Link to a full set of T&Cs
CAP published guidance on social media prize draws last year, stating that the entrant “must be able to access the full terms and conditions before they enter the promotion” – but how often do we see that with a ‘Like & Share’ promotion? We’re lucky if there’s even a closing date – but it’s essential to include both the closing date and time, as it’s not fair that people continue to enter when the winner has been drawn. Ideally, edit in **CLOSED** at the top of the post when it’s ended – you could even add the winner’s name!
Choose a random winner for a prize draw
Using a free online tool like Fanpage Karma’s Good Luck Fairy, you can choose a winner randomly from Likes or Comments by pasting in the URL of the Facebook post. This is the fair way to conduct a random prize draw – and is better than scrolling through a list choosing a name, photo or comment that you like!
Use judging criteria and an independent judge for a competition
If you’re choosing the winning comment or photo on merit, it’s a competition rather than a prize draw, and you need to explain the judging criteria (eg. most original, funniest, etc.). The CAP Code states you should also use at least one independent judge to help choose the winning entry or entries.
Focus on fan engagement
You can’t collect email addresses from promotions hosted on Facebook timelines, and can’t ask for page likes. Instead, focus on creating engaging content that resonates with fans. Share photos, recipes and ideas that will make people smile – and ask fans to do the same.
Most compers will share your promotion anyway, just because they like to share! Suggesting ‘it would be great if you shared this with your friends’ is fine – and ‘Like our page if you don’t want to miss out on future promotions!’ works too. But please – don’t make it a condition of entry!
A note to compers
If you’re fed up of share comps, why not send a polite message to the page pointing out that their giveaway is breaking Facebook rules and send them a link to this post?

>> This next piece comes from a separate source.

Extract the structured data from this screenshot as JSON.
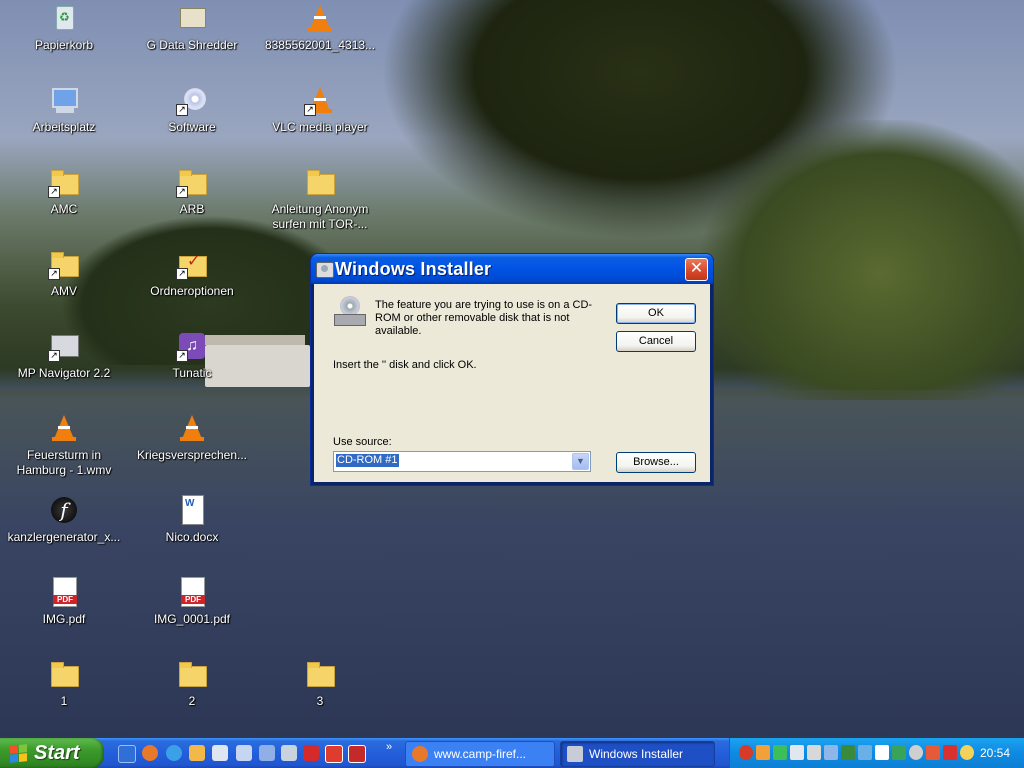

Do you run prize promotions on your website or blog? Check out my book Blog Giveaways: How to run successful competitions, contests and prize draws on your blog, available for download from Amazon.